Inheritance is an important concept in object-oriented programming (OOP) that allows you to create new classes based on existing classes.

In PHP, you can implement inheritance using the extends keyword.

The class that is being inherited from is called the parent class or base class, and the class that inherits from it is called the child class or derived class.

Here’s an example of how inheritance works in PHP:

class Animal {
    protected $name;

    public function __construct($name) {
        $this->name = $name;
    }

    public function eat() {
        echo $this->name . " is eating.";
    }
}

class Dog extends Animal {
    public function bark() {
        echo $this->name . " is barking.";
    }
}

// Creating an instance of the Animal class
$animal = new Animal("Generic Animal");
$animal->eat();  // Output: Generic Animal is eating.

// Creating an instance of the Dog class
$dog = new Dog("Buddy");
$dog->eat();    // Output: Buddy is eating.
$dog->bark();   // Output: Buddy is barking.

In the above example, the Animal class has a property called $name and a method called eat().

The Dog class extends the Animal class using the extends keyword. It inherits the $name property and the eat() method from the Animal class. Additionally, the Dog class introduces a new method called bark().
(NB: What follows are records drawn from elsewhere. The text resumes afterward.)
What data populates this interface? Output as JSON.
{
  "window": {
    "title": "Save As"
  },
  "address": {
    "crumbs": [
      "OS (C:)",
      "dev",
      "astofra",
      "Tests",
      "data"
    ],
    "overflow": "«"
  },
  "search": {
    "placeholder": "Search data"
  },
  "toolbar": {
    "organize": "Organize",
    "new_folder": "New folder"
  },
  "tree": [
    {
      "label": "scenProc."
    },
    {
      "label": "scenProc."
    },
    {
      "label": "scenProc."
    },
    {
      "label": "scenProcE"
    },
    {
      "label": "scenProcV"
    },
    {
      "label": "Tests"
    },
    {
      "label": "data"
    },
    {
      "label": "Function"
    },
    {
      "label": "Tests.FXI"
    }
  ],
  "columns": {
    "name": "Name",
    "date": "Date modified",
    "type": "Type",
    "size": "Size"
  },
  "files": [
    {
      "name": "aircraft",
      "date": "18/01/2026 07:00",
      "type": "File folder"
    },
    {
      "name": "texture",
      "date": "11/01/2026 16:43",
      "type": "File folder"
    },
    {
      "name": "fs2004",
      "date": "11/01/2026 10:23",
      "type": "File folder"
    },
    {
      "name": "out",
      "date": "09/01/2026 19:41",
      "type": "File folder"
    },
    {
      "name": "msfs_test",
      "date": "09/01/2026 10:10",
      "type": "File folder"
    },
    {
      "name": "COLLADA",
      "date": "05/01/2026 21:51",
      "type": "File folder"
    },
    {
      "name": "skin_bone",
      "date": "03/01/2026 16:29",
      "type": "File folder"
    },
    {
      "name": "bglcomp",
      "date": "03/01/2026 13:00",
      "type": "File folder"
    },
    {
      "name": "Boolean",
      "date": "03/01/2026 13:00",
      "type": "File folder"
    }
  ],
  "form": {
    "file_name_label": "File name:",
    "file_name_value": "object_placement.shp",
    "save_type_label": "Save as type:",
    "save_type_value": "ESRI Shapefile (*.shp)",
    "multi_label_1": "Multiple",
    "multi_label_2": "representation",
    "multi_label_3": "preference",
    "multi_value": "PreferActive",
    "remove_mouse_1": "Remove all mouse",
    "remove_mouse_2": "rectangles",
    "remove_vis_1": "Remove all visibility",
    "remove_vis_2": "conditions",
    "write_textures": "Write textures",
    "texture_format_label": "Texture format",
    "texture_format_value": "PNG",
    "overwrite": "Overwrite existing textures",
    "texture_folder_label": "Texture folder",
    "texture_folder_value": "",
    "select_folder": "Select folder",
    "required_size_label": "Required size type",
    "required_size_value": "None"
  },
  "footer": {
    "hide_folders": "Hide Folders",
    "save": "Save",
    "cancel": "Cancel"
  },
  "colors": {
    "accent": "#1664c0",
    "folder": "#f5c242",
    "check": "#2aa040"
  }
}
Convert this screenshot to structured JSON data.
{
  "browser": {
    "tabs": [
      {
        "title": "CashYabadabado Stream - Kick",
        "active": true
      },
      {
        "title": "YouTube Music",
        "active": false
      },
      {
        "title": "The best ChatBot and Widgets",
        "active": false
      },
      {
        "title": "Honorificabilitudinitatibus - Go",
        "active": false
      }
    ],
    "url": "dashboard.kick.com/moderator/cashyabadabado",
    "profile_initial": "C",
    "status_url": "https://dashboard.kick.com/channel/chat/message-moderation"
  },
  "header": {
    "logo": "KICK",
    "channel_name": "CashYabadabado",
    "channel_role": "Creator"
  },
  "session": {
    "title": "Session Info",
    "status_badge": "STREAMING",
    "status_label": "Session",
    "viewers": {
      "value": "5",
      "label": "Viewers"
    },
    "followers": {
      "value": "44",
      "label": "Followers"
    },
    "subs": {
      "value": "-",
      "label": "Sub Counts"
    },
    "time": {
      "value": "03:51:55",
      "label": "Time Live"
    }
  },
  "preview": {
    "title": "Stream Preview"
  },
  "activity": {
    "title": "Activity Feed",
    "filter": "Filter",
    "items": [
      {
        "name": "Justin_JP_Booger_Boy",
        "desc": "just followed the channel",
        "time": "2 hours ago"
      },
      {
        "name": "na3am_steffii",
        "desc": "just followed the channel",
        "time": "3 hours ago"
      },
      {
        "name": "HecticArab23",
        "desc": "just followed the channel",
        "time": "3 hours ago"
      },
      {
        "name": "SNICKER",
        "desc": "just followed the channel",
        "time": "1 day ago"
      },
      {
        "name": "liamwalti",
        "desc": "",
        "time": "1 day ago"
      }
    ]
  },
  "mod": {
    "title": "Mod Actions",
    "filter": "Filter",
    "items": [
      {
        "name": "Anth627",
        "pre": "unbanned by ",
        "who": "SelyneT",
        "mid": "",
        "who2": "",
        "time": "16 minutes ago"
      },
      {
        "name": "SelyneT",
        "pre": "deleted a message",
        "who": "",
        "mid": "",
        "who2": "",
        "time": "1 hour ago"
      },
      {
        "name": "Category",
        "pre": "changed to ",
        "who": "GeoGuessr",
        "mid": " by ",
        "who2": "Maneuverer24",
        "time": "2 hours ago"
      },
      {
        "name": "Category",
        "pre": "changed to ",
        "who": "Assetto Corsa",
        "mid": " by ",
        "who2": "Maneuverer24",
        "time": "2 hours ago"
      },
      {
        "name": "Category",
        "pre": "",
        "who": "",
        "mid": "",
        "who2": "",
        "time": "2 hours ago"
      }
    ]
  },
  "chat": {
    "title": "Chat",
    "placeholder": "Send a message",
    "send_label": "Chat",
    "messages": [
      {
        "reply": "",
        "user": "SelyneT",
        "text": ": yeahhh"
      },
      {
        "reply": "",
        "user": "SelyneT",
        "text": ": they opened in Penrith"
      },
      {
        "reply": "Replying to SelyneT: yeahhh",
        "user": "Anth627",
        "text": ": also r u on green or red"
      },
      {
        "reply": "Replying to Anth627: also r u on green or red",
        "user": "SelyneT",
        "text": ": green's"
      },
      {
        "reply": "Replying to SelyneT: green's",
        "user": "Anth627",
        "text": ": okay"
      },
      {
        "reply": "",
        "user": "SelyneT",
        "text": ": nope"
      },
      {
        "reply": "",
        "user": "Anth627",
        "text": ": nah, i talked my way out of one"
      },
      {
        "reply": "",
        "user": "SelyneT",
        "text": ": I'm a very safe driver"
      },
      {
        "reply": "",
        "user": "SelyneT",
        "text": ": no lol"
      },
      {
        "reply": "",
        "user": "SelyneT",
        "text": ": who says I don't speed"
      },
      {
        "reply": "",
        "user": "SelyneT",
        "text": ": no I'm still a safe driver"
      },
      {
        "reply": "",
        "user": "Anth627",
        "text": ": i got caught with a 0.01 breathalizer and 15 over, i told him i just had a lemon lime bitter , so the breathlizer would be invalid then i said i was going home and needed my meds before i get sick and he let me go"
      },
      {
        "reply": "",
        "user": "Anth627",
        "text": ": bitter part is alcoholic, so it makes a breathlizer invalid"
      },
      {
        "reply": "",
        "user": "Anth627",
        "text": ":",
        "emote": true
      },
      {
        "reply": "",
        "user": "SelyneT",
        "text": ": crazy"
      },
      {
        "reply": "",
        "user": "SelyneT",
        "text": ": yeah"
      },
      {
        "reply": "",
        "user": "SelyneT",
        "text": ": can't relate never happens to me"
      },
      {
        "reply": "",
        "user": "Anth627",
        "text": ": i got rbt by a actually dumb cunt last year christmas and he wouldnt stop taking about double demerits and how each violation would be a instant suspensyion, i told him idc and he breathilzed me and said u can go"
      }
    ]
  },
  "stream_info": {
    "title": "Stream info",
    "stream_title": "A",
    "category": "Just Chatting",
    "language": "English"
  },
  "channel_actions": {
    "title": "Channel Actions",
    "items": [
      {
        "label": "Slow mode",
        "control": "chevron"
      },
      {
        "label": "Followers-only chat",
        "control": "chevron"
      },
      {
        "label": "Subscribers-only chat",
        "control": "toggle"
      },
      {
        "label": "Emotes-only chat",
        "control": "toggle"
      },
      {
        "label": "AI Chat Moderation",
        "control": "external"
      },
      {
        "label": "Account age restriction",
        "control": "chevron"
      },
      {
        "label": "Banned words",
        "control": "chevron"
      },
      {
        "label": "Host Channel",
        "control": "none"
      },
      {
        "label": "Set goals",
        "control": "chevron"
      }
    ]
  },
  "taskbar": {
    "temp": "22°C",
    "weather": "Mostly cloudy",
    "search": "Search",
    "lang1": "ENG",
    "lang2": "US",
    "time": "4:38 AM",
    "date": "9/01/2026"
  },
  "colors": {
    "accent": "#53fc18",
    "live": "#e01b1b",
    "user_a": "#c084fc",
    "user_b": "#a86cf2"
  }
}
By using inheritance, the Dog class can access the properties and methods of the Animal class without having to redefine them. This promotes code reuse and allows you to create more specialized classes based on existing ones.

In PHP, inheritance supports single inheritance, which means a class can only inherit from a single-parent class. However, you can create a hierarchy of classes by having child classes themselves act as parent classes for further derived classes.